[Opening RECORDS SHOWN section]

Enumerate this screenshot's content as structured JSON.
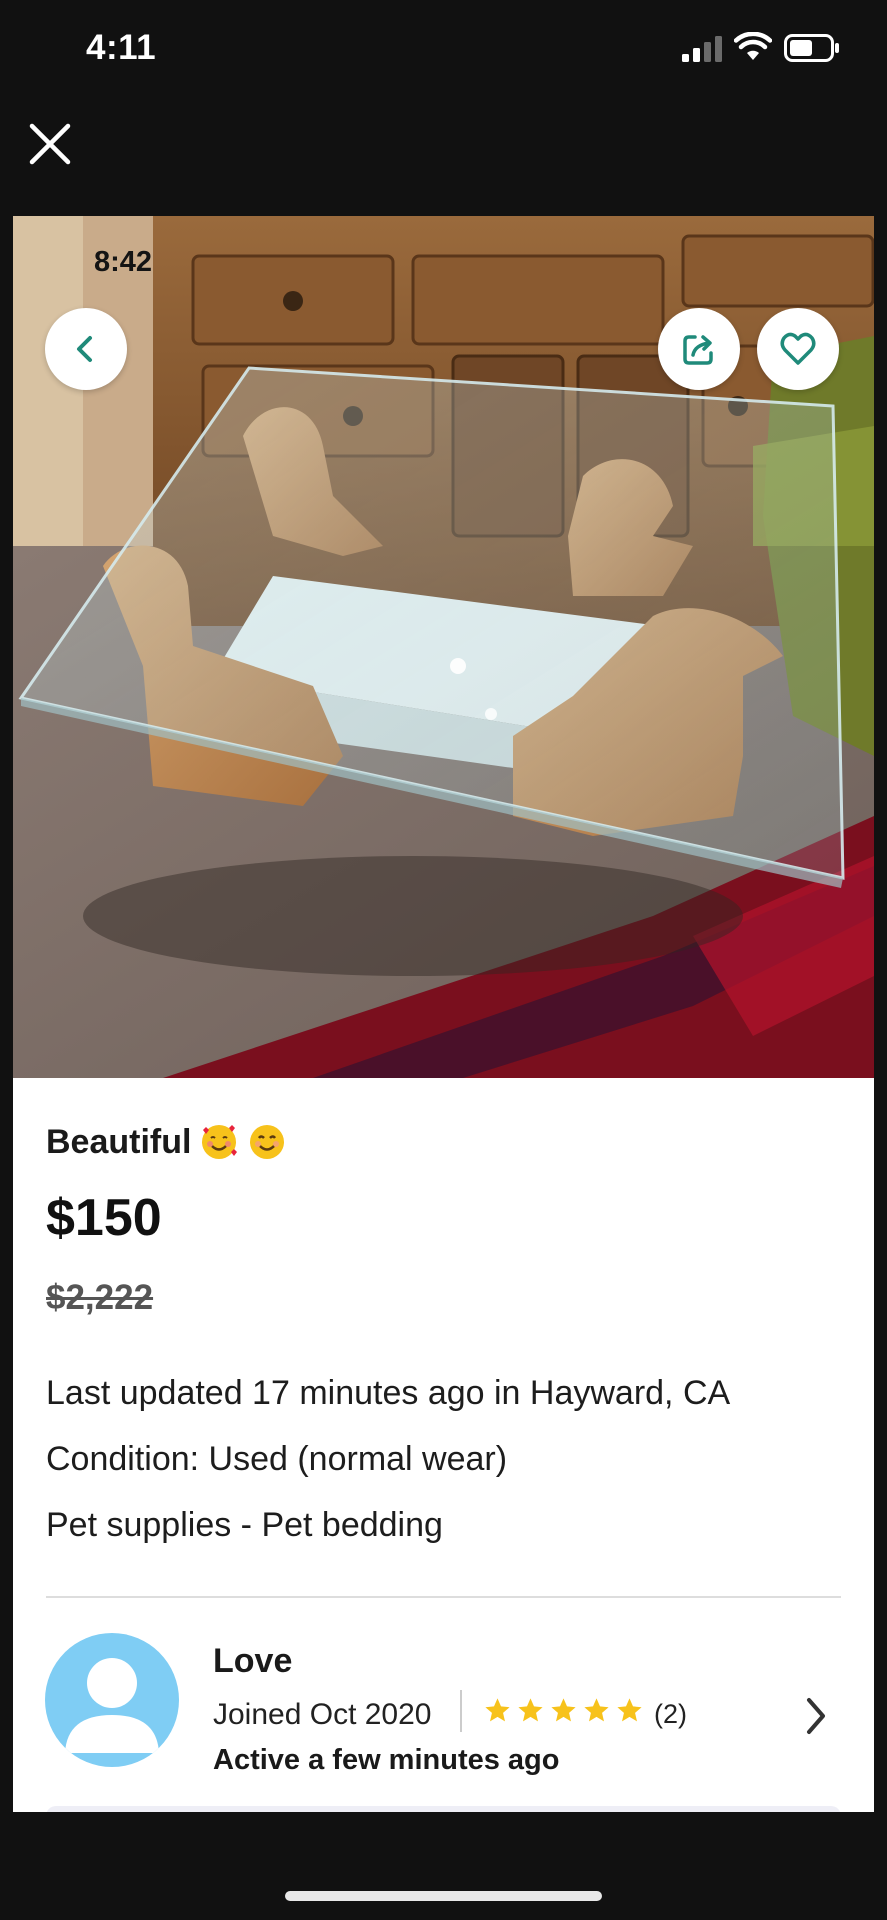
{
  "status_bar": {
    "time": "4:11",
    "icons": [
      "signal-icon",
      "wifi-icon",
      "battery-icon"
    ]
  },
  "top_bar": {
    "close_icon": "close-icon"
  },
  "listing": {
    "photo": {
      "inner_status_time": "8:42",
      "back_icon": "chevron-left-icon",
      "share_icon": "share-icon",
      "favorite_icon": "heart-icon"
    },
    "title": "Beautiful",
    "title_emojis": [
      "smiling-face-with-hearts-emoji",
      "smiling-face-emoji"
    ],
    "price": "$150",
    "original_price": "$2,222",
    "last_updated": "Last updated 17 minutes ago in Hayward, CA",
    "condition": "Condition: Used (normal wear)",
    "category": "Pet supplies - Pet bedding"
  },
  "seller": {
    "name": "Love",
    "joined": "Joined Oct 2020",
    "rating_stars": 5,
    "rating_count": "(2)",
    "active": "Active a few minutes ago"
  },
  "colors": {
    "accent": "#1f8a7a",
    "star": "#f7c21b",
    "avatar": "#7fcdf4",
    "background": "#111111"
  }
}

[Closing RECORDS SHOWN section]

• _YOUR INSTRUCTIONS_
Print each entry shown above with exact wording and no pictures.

• _SOLUTION FOR THIS TASK_
Enumerate this screenshot's content as structured JSON.
{
  "status_bar": {
    "time": "4:11",
    "icons": [
      "signal-icon",
      "wifi-icon",
      "battery-icon"
    ]
  },
  "top_bar": {
    "close_icon": "close-icon"
  },
  "listing": {
    "photo": {
      "inner_status_time": "8:42",
      "back_icon": "chevron-left-icon",
      "share_icon": "share-icon",
      "favorite_icon": "heart-icon"
    },
    "title": "Beautiful",
    "title_emojis": [
      "smiling-face-with-hearts-emoji",
      "smiling-face-emoji"
    ],
    "price": "$150",
    "original_price": "$2,222",
    "last_updated": "Last updated 17 minutes ago in Hayward, CA",
    "condition": "Condition: Used (normal wear)",
    "category": "Pet supplies - Pet bedding"
  },
  "seller": {
    "name": "Love",
    "joined": "Joined Oct 2020",
    "rating_stars": 5,
    "rating_count": "(2)",
    "active": "Active a few minutes ago"
  },
  "colors": {
    "accent": "#1f8a7a",
    "star": "#f7c21b",
    "avatar": "#7fcdf4",
    "background": "#111111"
  }
}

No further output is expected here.